    The two issues to resolve are this: 1) What is the risk of losing touch with the prevailing inspection regime’s criteria? ie is it fair to a teacher not to let them know how an external inspector would judge them – even if we feel the grading impedes the feedback process? 2) How do you convey the scale or degree of improvement needed. Without grades, a teacher could receive constructive feedback but think they are better than they are and work less hard to improve. I felt this happened in some cases last time we had a year off the grading. There’s something sharp about saying Good but not Outstanding and the equivalent further down – even though the criteria are deeply flawed.

    That’s where we are. I suspect it’s just a matter of time..

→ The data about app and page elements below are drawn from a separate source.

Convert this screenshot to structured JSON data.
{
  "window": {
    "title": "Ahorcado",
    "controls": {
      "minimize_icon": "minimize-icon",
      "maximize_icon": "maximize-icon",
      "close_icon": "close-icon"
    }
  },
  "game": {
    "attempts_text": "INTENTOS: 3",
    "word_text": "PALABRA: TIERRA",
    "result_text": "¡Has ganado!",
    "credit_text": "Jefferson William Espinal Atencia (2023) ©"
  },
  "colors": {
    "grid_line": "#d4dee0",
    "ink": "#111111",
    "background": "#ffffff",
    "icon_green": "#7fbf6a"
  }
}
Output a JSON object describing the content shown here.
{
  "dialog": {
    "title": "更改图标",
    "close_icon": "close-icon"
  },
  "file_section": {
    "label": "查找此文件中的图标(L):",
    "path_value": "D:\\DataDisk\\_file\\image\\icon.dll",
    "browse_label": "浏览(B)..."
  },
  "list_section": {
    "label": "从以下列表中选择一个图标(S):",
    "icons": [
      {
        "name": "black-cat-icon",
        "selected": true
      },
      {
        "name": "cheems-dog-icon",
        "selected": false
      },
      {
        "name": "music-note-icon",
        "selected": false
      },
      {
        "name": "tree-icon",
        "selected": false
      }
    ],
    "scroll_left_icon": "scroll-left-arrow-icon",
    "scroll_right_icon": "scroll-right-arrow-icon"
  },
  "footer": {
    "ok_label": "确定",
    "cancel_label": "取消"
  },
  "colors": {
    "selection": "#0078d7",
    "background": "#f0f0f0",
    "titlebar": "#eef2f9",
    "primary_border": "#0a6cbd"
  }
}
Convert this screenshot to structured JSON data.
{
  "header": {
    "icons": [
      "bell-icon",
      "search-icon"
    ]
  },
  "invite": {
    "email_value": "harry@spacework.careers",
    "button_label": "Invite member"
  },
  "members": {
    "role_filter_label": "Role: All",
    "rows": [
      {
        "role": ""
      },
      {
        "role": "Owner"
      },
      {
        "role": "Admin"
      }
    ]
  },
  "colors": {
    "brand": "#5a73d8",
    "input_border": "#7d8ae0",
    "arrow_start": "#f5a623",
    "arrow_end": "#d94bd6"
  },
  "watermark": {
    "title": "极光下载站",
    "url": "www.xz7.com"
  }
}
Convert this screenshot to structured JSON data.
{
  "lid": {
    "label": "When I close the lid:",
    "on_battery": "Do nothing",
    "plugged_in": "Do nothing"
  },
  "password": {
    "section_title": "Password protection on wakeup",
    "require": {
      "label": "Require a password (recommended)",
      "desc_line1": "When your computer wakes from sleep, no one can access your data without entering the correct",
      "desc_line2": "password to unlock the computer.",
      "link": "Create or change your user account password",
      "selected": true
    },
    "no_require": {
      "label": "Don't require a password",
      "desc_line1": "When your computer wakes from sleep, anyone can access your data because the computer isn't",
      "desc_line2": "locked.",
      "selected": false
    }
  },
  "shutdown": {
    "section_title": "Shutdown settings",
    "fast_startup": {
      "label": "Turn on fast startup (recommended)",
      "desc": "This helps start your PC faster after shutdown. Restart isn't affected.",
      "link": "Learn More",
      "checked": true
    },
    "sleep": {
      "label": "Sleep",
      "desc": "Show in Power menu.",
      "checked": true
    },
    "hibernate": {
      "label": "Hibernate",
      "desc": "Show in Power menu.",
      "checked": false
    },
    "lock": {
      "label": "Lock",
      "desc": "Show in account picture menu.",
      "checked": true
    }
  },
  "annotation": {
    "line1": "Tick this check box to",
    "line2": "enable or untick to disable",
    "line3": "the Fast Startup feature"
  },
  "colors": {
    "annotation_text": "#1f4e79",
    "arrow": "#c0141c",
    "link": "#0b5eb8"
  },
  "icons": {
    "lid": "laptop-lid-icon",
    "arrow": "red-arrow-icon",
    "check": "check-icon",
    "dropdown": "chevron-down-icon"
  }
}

    • David Didau says:

      1) Not much risk at all if Ofsted’s rhetoric is true (and there’s much cause for optimism in Wilshaw’s annual report.)
      2) I’m increasingly convinced that asking teachers to ‘improve’ based on observations is wrongheaded. Why would you want to change what someone does (barring cheating or unprofessionalism) if they get great results? Who cares if they don’t do what we think is best? We should only have these conversations if results are a problem.

      Maybe the only classroom observation should fit into these strands:
      - Evaluative to ensure that basic standards are being met in terms of professionalism and student well being – pass or fail
      - Formative – Lesson Study. That is all.
      - Capability – to check that support is being followed where results show that teaching must be ineffective

      • Steve says:

        Hi David,
        Our observation cycle is hung around a coaching model. Part 1 (September) is to pair up with a colleague and each to take a turn to be coached through a recent lesson; as it wasn’t observed it is a pure coaching experience with the intention of reflecting deeply. We then work in threes (November to January) to jointly observe which includes a pre-meeting to work through planning/ knowledge of the group etc… from discussion afterwards the teacher who is observed has set goals around their practice which they are to work at. At this point I meet and discuss the goals set and we agree on a lesson for me to pop into…again, we pre-meet to have a coached conversation around planning etc… I will then observe the lesson. Our observation requires the teacher to reflect on the lesson which we discuss during the follow up meeting. No grading is used, I’m interested inshore our views align or not. We’re working on our culture of open doors and staff wanting to be observed. My cop out here is that we don’t have OFSTED.

  18. […] grist to the anti-lesson grading mill. See this post for its rational […]

  19. […] Has lesson observation become the new Brain Gym? Where lesson observations go wrong Get ahead of the curve: stop grading lessons […]

  20. […] One of the many nuggets excavated from last night’s Lesson Observation debate (you can watch a recording here) was that grading lessons is a piece of lunacy so obviously open to misinterpretation, misunderstanding and abuse that it should be abandoned immediately. The only conceivable justification for continuing with such a practice so clearly unsupported by evidence is fear of Ofsted and as Chris Moyes, Liam Collins and others have shown, this too is an entirely unnecessary nonsense. So, if you do nothing else, stop grading lessons! […]

  21. anna says:

    A sound education system is not just important for the development and betterment of a nation like it is so often said, but the development of humanity itself. Unless there aren’t chains of progressive changes made, the significance of the important things in life is at risk.

  22. […] may remember a blog I posted back in December: Get ahead of the curve: stop grading lessons. It was written after being invited to chat to Jonathan Simons and Harriet Waldegrave, the authors […]

  23. […] may remember a blog I posted back in December: Get ahead of the curve: stop grading lessons written after being invited to chat to Jonathan Simons and Harriet Waldegrave, the authors […]

Feedback is always appreciated

%d bloggers like this: